Ticky Tacky Never Looked So Good


On a winter break from college, I sat bored and lonely looking out a kitchen window in suburban New Jersey. One of the tertiary benefits of college is dorm life: You’re constantly surrounded by dozens of friends, most of whose doors sit wide-open while they watch videos on YouTube. (A closed door may just mean a full room and a packed bowl.) But in the burbs, people ensconce themselves in brick and vinyl siding, castles bridged by green lawns and moated by “Beware of Dog” signs. It all seemed so cloistered and remote.

A few years after I graduated, I sat bored and lonely on a Brooklyn rooftop. Life in the city has the allure of everything you can imagine within an hour’s subway ride, and the curse of knowing you’re not doing any of it. I watched a parade of F trains wind down from the elevated station in Gowanus, I watched the traffic build up on the BQE. The Statue of Liberty was watching too, her torch a mirror of my Miller High Life.

The suburbs have been fodder for dread porn ever since Americans learned to stop worrying about daily survival. But when we found out my wife was pregnant, suddenly our studio on the quietest block in Harlem seemed like a minefield. The thought of a leisurely day trip turned into a Spartan race of strollers, diaper changes in the nearest Starbucks and deadlifts of gallon jugs of hand sanitizer. Every time I saw a stroller tip gingerly at the top of a subway stairwell, I saw parenting in the city as a liability. We needed a place where the world’s tiniest humans had enough room to be their irresponsible selves without inconveniencing the cosmos around them.

So we moved to Bergen County. My mornings once sound-tracked by sirens now have only lawn-care Wednesdays to contend with. At night I hear crickets and watch the tall grasses sway in the man-made pond behind our building. A trip to the grocery is a stroll to the car instead of a Herculean cart-push up the mountain of 145th street. Life is better in so many ways.

But just as I saw the wonders of college dorm life from a kitchen window, I now see city life better when watching digital satellite television. I miss walking everywhere, the accidental exercise you get just navigating the neighborhood. I miss the morning bacon-egg-cheese at the bodega, saying hi to the mouser cat in the back of the store. I miss seeing thousands upon thousands of strangers every day, up close and personal, wondering who they are or where they’re going or why they’re taking up an extra subway seat with their bag (unless it’s a diaper bag, of course, then more power to them). Mostly I miss knowing that for $2.50 and a book, I can ride anywhere in the city and eat every kind of food in the world.
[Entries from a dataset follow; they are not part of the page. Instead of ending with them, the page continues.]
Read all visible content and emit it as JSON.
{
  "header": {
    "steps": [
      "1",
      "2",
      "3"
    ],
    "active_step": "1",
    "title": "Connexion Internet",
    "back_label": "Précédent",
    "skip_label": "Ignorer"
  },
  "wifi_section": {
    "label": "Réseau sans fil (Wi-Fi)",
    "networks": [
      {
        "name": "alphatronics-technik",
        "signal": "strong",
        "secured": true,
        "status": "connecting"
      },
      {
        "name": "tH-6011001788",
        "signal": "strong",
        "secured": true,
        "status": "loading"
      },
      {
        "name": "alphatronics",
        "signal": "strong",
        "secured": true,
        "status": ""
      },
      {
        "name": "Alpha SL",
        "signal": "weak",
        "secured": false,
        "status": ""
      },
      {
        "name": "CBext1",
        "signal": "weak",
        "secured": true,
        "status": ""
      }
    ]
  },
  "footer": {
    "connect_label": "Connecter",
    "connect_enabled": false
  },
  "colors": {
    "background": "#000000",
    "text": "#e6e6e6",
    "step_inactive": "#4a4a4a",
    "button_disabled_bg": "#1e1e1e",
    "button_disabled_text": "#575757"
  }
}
But when I look at my new daughter kicking on the changing table, gearing up for her first day in the almost empty park that sits 20 feet from my front door, I know we made the right call. And I know she’ll disagree, as soon as she’s old enough to be bored.

Photo courtesy of Elaine/Flickr